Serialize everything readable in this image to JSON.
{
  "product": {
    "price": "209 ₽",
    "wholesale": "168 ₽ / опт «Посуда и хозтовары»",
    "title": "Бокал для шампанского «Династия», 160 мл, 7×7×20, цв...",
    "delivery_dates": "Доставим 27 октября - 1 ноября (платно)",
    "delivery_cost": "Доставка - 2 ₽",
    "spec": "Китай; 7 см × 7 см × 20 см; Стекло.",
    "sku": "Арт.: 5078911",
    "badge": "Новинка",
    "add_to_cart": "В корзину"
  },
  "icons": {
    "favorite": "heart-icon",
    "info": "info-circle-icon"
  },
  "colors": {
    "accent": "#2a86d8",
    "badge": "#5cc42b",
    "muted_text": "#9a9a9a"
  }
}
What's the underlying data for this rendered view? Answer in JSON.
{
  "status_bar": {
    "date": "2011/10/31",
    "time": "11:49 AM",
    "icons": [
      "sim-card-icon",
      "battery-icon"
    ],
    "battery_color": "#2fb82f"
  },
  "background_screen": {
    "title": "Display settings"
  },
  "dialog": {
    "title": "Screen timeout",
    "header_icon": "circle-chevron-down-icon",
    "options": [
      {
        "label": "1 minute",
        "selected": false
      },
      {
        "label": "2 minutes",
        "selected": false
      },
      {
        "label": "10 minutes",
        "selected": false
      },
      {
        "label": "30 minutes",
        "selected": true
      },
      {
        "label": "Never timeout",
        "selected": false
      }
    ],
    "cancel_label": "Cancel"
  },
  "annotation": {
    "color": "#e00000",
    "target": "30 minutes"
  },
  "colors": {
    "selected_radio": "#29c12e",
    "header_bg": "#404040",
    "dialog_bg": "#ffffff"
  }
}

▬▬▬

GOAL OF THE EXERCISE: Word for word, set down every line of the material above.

SOLUTION TO THE PROBLEM:
Serialize everything readable in this image to JSON.
{
  "product": {
    "price": "209 ₽",
    "wholesale": "168 ₽ / опт «Посуда и хозтовары»",
    "title": "Бокал для шампанского «Династия», 160 мл, 7×7×20, цв...",
    "delivery_dates": "Доставим 27 октября - 1 ноября (платно)",
    "delivery_cost": "Доставка - 2 ₽",
    "spec": "Китай; 7 см × 7 см × 20 см; Стекло.",
    "sku": "Арт.: 5078911",
    "badge": "Новинка",
    "add_to_cart": "В корзину"
  },
  "icons": {
    "favorite": "heart-icon",
    "info": "info-circle-icon"
  },
  "colors": {
    "accent": "#2a86d8",
    "badge": "#5cc42b",
    "muted_text": "#9a9a9a"
  }
}
What's the underlying data for this rendered view? Answer in JSON.
{
  "status_bar": {
    "date": "2011/10/31",
    "time": "11:49 AM",
    "icons": [
      "sim-card-icon",
      "battery-icon"
    ],
    "battery_color": "#2fb82f"
  },
  "background_screen": {
    "title": "Display settings"
  },
  "dialog": {
    "title": "Screen timeout",
    "header_icon": "circle-chevron-down-icon",
    "options": [
      {
        "label": "1 minute",
        "selected": false
      },
      {
        "label": "2 minutes",
        "selected": false
      },
      {
        "label": "10 minutes",
        "selected": false
      },
      {
        "label": "30 minutes",
        "selected": true
      },
      {
        "label": "Never timeout",
        "selected": false
      }
    ],
    "cancel_label": "Cancel"
  },
  "annotation": {
    "color": "#e00000",
    "target": "30 minutes"
  },
  "colors": {
    "selected_radio": "#29c12e",
    "header_bg": "#404040",
    "dialog_bg": "#ffffff"
  }
}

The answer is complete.